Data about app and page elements
BEGIN

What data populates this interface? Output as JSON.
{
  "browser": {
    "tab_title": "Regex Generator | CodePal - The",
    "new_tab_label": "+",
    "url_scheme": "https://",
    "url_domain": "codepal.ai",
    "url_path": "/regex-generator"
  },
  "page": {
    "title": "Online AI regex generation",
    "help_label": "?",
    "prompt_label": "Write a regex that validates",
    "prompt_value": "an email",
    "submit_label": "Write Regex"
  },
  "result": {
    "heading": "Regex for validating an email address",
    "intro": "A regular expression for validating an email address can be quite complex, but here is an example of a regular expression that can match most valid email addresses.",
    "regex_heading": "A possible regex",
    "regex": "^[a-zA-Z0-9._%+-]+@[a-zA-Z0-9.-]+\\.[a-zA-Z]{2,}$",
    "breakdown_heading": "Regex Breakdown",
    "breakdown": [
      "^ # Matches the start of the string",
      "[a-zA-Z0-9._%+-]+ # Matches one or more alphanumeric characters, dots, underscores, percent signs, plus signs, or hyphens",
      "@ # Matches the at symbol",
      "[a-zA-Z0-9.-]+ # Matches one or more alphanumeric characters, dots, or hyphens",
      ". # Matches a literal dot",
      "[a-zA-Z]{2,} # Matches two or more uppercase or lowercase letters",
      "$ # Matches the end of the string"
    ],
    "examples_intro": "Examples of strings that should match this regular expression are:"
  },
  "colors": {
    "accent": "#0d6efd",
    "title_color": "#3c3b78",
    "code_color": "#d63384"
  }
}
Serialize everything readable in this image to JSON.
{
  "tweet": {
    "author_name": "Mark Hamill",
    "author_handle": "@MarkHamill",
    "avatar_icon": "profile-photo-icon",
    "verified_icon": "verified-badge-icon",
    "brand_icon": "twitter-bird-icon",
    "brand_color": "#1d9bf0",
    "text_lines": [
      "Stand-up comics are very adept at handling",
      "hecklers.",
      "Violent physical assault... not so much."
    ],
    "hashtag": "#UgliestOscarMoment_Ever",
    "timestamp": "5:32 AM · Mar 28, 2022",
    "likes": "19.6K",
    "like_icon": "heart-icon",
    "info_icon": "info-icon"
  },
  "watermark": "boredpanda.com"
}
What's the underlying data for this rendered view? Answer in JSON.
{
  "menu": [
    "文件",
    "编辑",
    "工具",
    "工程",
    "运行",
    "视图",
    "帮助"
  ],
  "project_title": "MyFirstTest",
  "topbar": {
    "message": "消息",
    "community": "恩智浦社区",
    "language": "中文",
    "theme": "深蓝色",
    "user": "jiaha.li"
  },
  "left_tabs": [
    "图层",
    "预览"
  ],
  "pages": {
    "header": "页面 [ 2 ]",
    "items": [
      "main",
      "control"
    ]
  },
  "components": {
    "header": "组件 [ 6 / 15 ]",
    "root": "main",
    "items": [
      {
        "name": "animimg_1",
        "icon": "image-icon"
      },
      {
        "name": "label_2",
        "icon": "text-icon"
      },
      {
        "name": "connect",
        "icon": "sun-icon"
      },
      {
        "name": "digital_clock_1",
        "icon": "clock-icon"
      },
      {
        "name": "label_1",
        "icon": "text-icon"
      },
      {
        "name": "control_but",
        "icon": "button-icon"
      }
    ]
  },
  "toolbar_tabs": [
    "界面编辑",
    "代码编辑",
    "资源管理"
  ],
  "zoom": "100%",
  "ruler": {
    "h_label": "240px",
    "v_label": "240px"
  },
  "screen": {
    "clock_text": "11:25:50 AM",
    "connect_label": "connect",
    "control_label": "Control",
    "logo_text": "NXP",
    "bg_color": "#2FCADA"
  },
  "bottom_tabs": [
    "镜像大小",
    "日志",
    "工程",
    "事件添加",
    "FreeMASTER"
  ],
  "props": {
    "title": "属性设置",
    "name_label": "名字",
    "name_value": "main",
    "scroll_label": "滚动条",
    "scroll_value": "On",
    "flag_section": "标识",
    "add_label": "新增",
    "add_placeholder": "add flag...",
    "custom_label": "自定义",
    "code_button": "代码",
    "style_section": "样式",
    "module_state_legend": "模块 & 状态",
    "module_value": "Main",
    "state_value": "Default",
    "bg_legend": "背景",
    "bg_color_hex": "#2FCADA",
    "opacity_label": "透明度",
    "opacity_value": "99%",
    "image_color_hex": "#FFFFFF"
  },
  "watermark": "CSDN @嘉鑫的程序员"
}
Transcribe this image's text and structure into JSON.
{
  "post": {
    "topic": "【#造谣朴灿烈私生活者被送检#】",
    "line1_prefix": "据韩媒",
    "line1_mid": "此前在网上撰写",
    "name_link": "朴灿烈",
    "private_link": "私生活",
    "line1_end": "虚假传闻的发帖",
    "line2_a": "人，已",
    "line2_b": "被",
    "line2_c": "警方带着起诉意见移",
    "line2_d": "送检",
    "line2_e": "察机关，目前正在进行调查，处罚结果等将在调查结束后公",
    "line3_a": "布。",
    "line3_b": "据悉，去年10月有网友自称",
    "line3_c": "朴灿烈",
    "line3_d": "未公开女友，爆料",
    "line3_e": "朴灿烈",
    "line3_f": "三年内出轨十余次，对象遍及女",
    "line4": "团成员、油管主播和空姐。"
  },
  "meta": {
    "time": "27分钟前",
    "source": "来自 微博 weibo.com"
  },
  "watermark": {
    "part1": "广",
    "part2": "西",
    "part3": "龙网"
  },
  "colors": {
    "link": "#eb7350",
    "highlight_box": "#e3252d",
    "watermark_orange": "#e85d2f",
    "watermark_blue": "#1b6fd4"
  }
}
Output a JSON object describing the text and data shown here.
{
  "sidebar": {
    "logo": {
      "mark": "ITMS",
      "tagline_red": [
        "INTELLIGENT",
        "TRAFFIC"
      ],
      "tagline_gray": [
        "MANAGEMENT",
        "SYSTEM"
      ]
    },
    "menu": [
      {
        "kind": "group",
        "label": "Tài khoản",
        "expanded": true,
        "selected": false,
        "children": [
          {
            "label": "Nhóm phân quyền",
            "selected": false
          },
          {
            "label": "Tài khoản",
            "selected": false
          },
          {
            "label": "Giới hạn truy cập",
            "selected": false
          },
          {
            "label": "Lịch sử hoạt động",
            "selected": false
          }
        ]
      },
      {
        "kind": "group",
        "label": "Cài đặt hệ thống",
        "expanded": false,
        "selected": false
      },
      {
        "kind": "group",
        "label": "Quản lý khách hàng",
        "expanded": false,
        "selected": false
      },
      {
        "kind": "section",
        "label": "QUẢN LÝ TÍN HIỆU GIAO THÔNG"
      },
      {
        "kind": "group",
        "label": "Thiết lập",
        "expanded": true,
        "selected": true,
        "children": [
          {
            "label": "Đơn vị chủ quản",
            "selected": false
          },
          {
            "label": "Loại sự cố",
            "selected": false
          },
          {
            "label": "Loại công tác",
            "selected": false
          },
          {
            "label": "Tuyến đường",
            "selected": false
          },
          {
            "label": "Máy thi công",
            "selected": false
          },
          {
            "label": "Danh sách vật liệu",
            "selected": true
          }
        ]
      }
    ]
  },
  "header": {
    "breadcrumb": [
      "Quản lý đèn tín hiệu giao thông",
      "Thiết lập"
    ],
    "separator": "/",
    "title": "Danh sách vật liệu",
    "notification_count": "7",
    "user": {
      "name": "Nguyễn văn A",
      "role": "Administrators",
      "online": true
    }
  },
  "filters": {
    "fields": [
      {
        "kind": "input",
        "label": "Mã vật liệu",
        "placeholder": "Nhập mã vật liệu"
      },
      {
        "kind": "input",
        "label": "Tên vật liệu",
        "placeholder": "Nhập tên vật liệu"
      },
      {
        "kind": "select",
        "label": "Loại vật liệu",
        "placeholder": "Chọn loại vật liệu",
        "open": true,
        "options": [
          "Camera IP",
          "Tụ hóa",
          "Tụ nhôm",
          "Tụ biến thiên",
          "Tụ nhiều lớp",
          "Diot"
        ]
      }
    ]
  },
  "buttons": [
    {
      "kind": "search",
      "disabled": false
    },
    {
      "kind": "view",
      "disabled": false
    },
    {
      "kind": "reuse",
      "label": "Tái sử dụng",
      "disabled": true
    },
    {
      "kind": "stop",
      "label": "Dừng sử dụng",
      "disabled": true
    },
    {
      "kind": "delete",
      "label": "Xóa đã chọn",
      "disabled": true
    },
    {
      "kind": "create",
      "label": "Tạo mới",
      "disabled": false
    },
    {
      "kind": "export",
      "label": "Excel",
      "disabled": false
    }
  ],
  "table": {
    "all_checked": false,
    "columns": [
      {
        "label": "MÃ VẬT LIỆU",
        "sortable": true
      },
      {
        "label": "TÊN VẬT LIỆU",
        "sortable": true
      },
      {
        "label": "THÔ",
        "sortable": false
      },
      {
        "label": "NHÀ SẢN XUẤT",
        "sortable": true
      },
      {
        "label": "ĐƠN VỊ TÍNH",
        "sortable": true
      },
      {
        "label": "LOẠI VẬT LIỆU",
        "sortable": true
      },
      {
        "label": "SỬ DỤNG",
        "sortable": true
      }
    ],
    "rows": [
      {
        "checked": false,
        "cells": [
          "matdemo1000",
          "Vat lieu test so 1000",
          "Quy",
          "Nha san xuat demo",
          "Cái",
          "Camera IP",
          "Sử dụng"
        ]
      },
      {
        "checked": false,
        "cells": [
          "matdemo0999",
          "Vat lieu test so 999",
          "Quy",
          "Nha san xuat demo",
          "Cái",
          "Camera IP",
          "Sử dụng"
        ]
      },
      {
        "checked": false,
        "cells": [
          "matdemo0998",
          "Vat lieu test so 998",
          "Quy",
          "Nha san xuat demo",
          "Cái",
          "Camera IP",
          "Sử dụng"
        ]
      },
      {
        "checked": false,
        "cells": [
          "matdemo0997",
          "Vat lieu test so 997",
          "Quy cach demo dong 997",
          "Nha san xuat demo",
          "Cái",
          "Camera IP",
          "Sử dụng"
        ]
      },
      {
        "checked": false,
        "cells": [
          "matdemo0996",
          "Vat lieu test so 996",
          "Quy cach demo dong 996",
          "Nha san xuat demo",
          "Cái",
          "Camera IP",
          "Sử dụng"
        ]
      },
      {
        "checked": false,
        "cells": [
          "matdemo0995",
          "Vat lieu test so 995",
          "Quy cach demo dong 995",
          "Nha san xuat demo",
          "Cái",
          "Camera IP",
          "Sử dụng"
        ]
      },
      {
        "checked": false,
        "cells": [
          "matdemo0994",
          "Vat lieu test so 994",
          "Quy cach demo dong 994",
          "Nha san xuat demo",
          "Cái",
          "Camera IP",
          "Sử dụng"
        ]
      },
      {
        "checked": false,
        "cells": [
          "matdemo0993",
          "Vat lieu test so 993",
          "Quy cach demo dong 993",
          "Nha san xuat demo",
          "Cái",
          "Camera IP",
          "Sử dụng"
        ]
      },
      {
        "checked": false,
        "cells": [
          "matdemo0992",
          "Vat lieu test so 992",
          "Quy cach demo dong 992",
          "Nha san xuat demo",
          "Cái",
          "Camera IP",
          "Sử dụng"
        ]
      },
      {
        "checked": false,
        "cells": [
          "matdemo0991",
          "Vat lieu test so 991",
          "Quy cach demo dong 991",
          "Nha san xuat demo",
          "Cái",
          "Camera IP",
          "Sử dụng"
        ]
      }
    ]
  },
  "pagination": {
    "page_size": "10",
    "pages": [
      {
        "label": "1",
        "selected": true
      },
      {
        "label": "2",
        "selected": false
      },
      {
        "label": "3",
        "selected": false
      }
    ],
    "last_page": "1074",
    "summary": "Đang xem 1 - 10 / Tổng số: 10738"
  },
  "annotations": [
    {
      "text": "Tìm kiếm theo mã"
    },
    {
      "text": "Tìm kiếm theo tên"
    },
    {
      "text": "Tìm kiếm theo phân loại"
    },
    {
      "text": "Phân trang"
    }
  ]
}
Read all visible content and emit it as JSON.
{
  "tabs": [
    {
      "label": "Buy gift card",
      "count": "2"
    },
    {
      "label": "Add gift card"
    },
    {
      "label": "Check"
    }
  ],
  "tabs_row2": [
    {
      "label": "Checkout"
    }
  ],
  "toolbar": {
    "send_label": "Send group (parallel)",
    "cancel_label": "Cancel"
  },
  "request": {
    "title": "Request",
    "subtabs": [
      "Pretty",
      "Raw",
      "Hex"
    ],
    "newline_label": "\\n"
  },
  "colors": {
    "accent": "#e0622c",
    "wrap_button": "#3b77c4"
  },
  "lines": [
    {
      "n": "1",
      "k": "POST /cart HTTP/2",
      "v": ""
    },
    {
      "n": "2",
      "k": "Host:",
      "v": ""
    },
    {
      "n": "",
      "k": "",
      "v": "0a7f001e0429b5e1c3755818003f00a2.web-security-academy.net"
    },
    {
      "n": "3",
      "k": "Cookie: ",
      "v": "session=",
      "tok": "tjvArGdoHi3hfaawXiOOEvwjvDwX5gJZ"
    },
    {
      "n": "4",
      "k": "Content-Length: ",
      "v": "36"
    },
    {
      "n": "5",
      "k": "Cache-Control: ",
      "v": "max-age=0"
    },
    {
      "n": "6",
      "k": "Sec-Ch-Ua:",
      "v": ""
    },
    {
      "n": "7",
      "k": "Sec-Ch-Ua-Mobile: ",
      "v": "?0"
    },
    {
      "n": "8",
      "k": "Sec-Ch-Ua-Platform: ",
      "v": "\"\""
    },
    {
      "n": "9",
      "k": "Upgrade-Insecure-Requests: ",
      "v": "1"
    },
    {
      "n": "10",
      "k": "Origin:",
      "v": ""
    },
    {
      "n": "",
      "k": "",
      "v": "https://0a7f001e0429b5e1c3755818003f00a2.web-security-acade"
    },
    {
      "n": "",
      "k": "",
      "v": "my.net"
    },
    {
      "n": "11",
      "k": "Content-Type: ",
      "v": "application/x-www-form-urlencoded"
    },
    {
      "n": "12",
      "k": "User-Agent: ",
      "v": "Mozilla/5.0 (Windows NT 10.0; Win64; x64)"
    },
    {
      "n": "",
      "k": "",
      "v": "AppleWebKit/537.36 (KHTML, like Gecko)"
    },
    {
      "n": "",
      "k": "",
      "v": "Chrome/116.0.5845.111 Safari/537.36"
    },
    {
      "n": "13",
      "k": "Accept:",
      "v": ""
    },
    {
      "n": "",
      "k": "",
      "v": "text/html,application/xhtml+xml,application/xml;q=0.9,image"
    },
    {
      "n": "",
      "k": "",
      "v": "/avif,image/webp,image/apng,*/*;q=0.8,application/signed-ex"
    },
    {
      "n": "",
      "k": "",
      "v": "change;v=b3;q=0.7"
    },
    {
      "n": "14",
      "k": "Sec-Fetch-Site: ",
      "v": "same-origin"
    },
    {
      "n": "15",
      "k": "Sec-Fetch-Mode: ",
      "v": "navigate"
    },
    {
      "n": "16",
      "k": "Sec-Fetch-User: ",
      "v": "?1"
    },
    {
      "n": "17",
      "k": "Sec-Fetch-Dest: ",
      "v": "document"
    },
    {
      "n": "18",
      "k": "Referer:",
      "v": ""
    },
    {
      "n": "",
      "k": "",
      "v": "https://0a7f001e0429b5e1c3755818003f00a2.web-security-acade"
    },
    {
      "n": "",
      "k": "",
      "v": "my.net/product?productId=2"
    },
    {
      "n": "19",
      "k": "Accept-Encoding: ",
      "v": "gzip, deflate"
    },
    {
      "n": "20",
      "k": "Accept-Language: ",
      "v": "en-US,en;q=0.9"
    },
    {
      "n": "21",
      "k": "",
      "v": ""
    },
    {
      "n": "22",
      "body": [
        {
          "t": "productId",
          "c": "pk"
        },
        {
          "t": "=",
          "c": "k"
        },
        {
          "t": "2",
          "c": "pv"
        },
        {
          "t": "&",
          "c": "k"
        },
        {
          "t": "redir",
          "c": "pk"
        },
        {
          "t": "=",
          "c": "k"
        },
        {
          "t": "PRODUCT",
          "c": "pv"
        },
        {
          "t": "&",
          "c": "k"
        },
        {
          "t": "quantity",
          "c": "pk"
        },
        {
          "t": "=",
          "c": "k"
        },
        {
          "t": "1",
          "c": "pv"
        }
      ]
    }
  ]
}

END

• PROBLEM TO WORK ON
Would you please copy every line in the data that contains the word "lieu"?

• RESPONSE
          "Vat lieu test so 1000",
          "Vat lieu test so 999",
          "Vat lieu test so 998",
          "Vat lieu test so 997",
          "Vat lieu test so 996",
          "Vat lieu test so 995",
          "Vat lieu test so 994",
          "Vat lieu test so 993",
          "Vat lieu test so 992",
          "Vat lieu test so 991",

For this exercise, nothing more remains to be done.